[Interface dataset entries]
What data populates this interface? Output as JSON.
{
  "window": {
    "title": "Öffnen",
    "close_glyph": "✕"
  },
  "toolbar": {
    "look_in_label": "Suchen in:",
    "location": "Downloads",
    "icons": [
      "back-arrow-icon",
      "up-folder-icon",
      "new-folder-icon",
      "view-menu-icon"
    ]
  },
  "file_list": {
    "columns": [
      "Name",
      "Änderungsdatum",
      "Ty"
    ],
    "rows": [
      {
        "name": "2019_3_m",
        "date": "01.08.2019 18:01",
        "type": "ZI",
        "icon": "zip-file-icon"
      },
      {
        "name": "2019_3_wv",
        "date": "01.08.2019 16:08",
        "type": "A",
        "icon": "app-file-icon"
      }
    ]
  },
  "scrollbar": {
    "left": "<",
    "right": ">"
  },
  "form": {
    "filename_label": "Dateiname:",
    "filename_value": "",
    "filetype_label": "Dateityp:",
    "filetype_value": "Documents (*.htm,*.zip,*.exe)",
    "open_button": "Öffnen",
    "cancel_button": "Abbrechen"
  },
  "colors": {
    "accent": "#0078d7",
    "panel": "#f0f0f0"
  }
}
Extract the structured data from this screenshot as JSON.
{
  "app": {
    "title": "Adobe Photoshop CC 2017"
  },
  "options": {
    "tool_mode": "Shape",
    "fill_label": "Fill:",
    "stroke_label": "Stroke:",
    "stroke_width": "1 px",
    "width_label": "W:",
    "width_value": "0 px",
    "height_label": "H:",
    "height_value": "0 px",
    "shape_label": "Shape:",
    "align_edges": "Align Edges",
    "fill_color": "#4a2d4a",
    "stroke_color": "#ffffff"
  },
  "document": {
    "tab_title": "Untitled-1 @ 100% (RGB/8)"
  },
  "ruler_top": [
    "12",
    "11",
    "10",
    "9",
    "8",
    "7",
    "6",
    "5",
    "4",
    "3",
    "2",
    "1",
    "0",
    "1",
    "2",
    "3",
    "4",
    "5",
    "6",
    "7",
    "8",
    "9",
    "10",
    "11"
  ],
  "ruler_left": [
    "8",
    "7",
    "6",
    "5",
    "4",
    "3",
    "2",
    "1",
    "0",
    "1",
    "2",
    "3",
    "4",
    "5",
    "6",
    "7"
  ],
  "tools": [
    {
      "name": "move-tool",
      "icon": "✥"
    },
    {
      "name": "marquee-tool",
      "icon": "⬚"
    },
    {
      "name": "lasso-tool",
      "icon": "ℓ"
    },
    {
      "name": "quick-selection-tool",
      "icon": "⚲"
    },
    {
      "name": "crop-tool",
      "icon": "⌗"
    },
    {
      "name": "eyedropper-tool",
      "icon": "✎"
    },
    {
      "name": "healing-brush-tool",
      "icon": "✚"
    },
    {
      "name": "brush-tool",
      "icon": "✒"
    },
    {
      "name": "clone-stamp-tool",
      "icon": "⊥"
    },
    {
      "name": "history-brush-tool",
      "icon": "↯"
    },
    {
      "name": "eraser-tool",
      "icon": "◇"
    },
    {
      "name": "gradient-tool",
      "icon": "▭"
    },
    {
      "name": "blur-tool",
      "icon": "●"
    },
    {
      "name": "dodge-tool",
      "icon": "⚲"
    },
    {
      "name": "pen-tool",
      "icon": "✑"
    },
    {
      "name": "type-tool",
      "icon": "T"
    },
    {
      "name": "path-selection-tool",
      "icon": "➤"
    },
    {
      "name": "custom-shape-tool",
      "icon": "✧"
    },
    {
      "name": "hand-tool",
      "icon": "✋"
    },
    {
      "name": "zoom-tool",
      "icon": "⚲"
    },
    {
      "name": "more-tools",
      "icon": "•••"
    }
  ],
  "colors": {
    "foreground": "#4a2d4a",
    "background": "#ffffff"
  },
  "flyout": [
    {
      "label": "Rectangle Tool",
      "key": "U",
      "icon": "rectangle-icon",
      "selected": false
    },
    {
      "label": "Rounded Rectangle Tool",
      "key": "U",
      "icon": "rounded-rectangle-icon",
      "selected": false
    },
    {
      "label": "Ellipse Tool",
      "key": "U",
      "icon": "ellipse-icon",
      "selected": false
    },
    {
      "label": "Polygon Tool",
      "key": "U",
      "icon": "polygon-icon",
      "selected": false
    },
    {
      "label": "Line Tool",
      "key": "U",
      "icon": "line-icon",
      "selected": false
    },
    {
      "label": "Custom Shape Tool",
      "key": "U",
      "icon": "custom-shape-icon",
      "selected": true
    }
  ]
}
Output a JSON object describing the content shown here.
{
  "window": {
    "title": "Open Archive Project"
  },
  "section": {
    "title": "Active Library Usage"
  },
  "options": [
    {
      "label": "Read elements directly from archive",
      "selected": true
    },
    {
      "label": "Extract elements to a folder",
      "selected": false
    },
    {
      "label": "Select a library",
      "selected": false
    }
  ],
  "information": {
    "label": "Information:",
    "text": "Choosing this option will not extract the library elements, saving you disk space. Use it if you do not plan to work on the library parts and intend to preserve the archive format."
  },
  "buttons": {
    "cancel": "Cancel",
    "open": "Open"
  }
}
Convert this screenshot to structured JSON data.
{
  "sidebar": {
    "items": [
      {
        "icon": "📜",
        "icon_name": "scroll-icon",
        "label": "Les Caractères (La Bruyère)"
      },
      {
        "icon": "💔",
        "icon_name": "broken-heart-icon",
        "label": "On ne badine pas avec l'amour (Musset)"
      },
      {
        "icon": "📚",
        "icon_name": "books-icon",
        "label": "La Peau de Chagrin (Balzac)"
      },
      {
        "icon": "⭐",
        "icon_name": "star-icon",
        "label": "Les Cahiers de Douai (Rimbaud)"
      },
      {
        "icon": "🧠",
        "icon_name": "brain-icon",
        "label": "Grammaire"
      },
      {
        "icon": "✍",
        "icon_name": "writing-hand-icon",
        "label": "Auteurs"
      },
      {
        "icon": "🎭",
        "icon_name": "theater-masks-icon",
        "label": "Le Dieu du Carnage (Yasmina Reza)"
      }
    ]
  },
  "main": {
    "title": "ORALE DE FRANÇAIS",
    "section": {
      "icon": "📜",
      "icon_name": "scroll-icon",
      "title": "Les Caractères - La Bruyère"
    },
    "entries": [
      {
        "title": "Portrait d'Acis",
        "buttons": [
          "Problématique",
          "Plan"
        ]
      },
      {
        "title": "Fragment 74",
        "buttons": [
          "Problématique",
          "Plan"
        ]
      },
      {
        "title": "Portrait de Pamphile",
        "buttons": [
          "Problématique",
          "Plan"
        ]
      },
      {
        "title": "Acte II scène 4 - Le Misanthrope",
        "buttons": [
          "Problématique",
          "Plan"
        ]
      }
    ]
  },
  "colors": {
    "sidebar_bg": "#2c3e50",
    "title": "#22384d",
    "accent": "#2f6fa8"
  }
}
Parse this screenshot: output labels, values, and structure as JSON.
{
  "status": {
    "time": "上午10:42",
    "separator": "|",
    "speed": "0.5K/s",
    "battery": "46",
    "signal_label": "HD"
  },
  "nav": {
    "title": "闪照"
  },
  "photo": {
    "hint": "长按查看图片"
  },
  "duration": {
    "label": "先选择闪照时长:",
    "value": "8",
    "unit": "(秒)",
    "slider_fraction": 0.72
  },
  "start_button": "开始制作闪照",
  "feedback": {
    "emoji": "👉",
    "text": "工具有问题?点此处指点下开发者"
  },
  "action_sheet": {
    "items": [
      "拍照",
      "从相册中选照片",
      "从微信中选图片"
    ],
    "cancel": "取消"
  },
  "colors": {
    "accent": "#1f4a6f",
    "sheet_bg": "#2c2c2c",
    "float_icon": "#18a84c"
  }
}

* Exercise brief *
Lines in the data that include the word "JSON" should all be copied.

* Exercise result *
What data populates this interface? Output as JSON.
Extract the structured data from this screenshot as JSON.
Output a JSON object describing the content shown here.
Convert this screenshot to structured JSON data.
Parse this screenshot: output labels, values, and structure as JSON.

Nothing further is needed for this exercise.